On August 9, 2004, Richards moved for reconsideration of the district court's order limiting discovery and requested that defendants' motion be held in abeyance until discovery was completed. While these motions were pending, Oliver Richards died from causes unrelated to the incidents that gave rise to this lawsuit. Virginia Janis, as personal representative of Richards's estate, was substituted in his place.

On December 28, 2004, the district court granted summary judgment in favor of the defendants. The district court also denied Janis's motion to reconsider its order limiting discovery and stay resolution of the motions for summary judgment pending discovery. Janis now brings this timely appeal.

II. Discussion

A. Excessive Force Claim

We review de novo a grant of summary judgment based on qualified immunity.
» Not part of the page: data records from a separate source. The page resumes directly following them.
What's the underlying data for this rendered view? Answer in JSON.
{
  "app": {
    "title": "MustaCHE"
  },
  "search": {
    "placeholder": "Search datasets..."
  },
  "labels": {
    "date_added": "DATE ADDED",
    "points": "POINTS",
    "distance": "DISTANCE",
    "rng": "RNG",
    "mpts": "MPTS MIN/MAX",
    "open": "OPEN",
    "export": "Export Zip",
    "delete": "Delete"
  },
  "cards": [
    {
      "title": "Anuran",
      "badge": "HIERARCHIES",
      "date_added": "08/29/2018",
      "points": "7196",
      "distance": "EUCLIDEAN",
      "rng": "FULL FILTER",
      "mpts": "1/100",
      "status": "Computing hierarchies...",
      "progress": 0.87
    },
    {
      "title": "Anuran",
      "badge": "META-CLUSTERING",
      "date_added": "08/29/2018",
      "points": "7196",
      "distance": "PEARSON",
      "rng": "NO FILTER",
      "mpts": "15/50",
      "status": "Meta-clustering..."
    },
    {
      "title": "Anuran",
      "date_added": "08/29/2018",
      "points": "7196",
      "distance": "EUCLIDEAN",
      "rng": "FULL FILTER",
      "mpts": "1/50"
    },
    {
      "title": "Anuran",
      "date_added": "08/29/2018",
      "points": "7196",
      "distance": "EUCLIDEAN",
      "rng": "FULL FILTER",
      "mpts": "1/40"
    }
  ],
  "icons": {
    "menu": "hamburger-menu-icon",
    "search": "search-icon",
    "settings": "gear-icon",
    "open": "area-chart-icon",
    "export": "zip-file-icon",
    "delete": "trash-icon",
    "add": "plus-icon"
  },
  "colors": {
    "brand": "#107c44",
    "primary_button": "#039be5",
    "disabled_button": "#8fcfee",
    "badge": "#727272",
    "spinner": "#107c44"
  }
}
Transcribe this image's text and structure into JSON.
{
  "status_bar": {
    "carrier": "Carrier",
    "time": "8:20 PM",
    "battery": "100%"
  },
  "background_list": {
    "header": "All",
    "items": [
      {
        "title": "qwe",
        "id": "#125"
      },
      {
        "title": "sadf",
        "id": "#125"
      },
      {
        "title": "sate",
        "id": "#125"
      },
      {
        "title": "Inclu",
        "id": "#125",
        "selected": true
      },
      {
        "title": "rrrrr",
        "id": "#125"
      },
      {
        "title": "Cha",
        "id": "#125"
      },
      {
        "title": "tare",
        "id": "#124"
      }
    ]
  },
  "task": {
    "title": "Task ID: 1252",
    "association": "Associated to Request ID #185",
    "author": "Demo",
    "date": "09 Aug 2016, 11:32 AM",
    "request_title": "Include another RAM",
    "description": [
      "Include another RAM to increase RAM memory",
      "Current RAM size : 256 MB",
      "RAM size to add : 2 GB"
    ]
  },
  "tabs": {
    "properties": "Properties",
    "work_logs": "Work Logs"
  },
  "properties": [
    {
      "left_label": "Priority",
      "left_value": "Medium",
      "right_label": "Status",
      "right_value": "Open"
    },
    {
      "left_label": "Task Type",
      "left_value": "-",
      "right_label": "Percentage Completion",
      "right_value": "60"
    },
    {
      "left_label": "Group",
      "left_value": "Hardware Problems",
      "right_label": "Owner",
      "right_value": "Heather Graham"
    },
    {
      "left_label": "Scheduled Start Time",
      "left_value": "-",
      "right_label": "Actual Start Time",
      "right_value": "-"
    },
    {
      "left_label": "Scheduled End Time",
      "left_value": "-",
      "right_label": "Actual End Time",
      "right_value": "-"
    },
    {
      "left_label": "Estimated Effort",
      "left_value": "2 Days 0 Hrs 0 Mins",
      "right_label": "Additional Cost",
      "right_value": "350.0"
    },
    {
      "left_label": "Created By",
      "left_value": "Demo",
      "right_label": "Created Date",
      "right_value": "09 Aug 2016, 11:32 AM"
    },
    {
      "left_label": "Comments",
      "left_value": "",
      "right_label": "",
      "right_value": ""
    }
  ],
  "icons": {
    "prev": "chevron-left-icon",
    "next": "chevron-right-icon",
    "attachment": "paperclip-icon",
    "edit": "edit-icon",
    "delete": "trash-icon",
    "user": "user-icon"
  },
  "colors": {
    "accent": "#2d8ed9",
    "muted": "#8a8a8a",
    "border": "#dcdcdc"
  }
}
Seiner v. Drenon , 304 F.3d 810, 812 (8th Cir. 2002). Under Federal Rule of Civil Procedure 56 (c), summary judgment is proper "if the pleadings, depositions, answers to interrogatories, and admissions on file, together with the affidavits, if any, show that there is no genuine issue as to

Page 799

any material fact and that the moving party is entitled to a judgment as a matter of law." Fed. R. Civ. P. 56(c). A motion for summary judgment places an affirmative burden on the non-moving party to go beyond the pleadings and, by affidavit or otherwise, produce specific facts that show that there is a genuine issue for trial. Fed R. Civ. P. 56(e).

To determine whether a defendant is entitled to qualified immunity, we engage in a two-part analysis. Littrell v. Franklin, 388 F.3d 578, 582 (8th Cir. 2004). First, we examine "whether, construed in a light most favorable to the party asserting the injury, the facts alleged show the officers' conduct violated a constitutional right." Andrews v. Fuoss , 417 F.3d 813, 816; see also Littrell, 388 F.3d at 582 ("The 'existence or nonexistence of a constitutional right' is, therefore, the threshold question.") (quoting Saucier v. Katz , 533 U.S. 194, 201 (2001)). Second, we must determine whether the right was clearly established. Littrell, 388 F.3d at 582. This second step is a ...

To continue reading

FREE SIGN UP